For families dealing with Alzheimer’s or dementia, holiday gatherings can be anything but restful. Caregivers and family members often wonder how to approach conversation, particularly when the loved one may not recognize their condition.
Do you talk with the loved one about their past? About the present? How do you know when it might be time for alternative care options, and how do you start that conversation?
One doctor shared his most powerful and effective tool for memory therapy in a recent Forbes article. The tool? Asking questions.

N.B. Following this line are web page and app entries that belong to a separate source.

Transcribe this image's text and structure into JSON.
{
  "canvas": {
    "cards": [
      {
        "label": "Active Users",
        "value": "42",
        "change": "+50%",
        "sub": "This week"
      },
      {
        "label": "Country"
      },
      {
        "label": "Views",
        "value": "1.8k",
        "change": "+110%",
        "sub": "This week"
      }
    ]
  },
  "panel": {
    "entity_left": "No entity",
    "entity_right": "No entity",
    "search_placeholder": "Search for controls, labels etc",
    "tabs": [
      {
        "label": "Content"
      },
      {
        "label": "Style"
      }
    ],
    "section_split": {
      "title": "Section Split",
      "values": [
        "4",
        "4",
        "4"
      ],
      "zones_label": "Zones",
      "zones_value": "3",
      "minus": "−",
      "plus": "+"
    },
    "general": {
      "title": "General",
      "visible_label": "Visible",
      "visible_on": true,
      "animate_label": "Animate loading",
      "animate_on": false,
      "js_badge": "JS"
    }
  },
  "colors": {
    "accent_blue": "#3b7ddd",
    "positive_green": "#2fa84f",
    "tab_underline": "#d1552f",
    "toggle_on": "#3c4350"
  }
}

“Much of my practice is about prompting the patient and family to arrive at a coherent and vivid story of how they’re living with Alzheimer’s disease,” said Dr. Jason Karlawish of the University of Pennsylvania. “Why is this important? Because short of a cure, that is what each of the five million or so patients with the disease will have to do.”
This Thanksgiving, take time to ask your loved one about their life. These questions should be general and open ended, not directed toward specific information. Asking for details they can’t remember could frustrate the loved one and cause more harm than good.

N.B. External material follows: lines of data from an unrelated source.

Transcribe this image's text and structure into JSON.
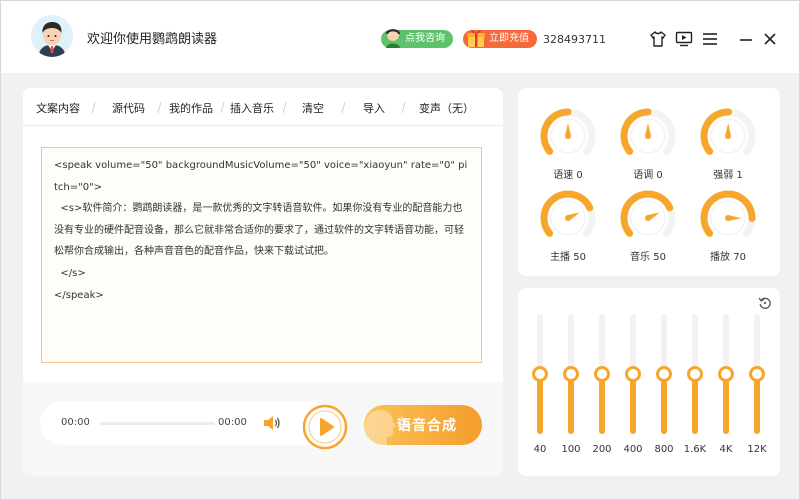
{
  "header": {
    "title": "欢迎你使用鹦鹉朗读器",
    "consult_label": "点我咨询",
    "recharge_label": "立即充值",
    "user_id": "328493711",
    "icons": [
      "shirt-icon",
      "screen-icon",
      "menu-icon",
      "minimize-icon",
      "close-icon"
    ]
  },
  "tabs": [
    {
      "label": "文案内容"
    },
    {
      "label": "源代码"
    },
    {
      "label": "我的作品"
    },
    {
      "label": "插入音乐"
    },
    {
      "label": "清空"
    },
    {
      "label": "导入"
    },
    {
      "label": "变声（无）"
    }
  ],
  "editor": {
    "content": "<speak volume=\"50\" backgroundMusicVolume=\"50\" voice=\"xiaoyun\" rate=\"0\" pitch=\"0\">\n  <s>软件简介：鹦鹉朗读器，是一款优秀的文字转语音软件。如果你没有专业的配音能力也没有专业的硬件配音设备，那么它就非常合适你的要求了，通过软件的文字转语音功能，可轻松帮你合成输出，各种声音音色的配音作品，快来下载试试把。\n  </s>\n</speak>"
  },
  "player": {
    "current_time": "00:00",
    "total_time": "00:00",
    "progress": 0,
    "synth_label": "语音合成"
  },
  "knobs": [
    {
      "name": "语速",
      "value": 0,
      "label": "语速 0"
    },
    {
      "name": "语调",
      "value": 0,
      "label": "语调 0"
    },
    {
      "name": "强弱",
      "value": 1,
      "label": "强弱 1"
    },
    {
      "name": "主播",
      "value": 50,
      "label": "主播 50"
    },
    {
      "name": "音乐",
      "value": 50,
      "label": "音乐 50"
    },
    {
      "name": "播放",
      "value": 70,
      "label": "播放 70"
    }
  ],
  "equalizer": {
    "bands": [
      {
        "label": "40",
        "level": 0.5
      },
      {
        "label": "100",
        "level": 0.5
      },
      {
        "label": "200",
        "level": 0.5
      },
      {
        "label": "400",
        "level": 0.5
      },
      {
        "label": "800",
        "level": 0.5
      },
      {
        "label": "1.6K",
        "level": 0.5
      },
      {
        "label": "4K",
        "level": 0.5
      },
      {
        "label": "12K",
        "level": 0.5
      }
    ]
  },
  "colors": {
    "accent": "#f6a62c",
    "consult_green": "#5ec26a",
    "recharge_orange": "#f46a3c",
    "editor_border": "#f3c880"
  }
}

Though some things about your loved one have undeniably changed, they're still the same person. Make an effort to see them as a complete person rather than through the fragments of their disease. Prepare to listen and be patient because, most often, they’re just like us: they just want to know you care.
To read Dr. Karlawish’s full article, click here. If you feel this conversation may require further help from trained Alzheimer’s and dementia specialists, read here to see how Buckner Retirement Services can help you take the next steps in memory care.